Frequency of Porphyromonas gingivalis fimA in smokers and nonsmokers after periodontal therapy
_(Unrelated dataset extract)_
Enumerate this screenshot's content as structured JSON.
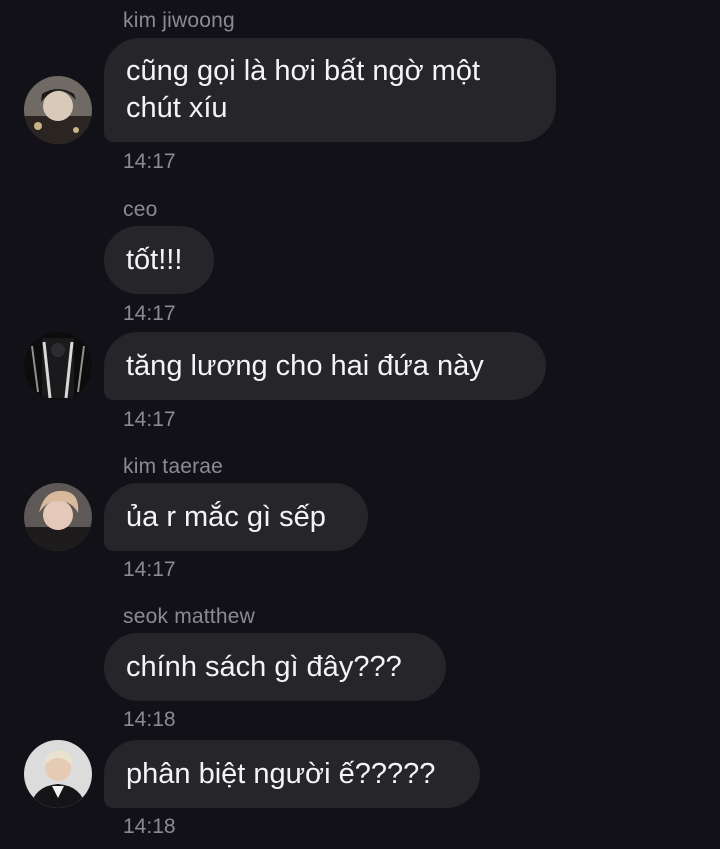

Abstract Porphyromonas gingivalis is one of the most important Gram-negative anaerobe bacteria involved in the pathogenesis of periodontitis. P. gingivalis has an arsenal of specialized virulence factors that contribute to its pathogenicity. Among them, fimbriae play a role in the initial attachment and organization of biofilms. Different genotypes of fimA have been related to length of fimbriae and pathogenicity of the bacterium. Objectives The aim of this study was to identify 5 types of fimA genotype strains in smokers and nonsmokers with periodontitis, before and after periodontal therapy. Material and Methods Thirty-one patients with periodontitis harboring P. gingivalis were selected: 16 nonsmokers (NS) and 15 smokers (SM). Clinical and microbiological parameters were evaluated at baseline and 3 months after periodontal treatment, namely: plaque index, bleeding on probe, probing depth, gingival recession and clinical attachment level. The frequency of P. gingivalis and fimA genotype strains were determined by polymerase chain reaction. Results Type I fimA was detected in the majority of SM and NS at baseline, and the frequency did not diminish after 3 months of treatment. The frequency of type II genotype was higher in SM than NS at baseline. After 3 months, statistical reduction was observed only for types II and V fimA genotypes in SM. The highest association was found between types I and II at baseline for NS (37.5%) and SM (53.3%). Conclusion The most prevalent P. gingivalis fimA genotypes detected in periodontal and smoker patients were genotypes I and II. However, the presence of fimA genotype II was higher in SM. Periodontal treatment was effective in controlling periodontal disease and reducing type II and V P. gingivalis fimA.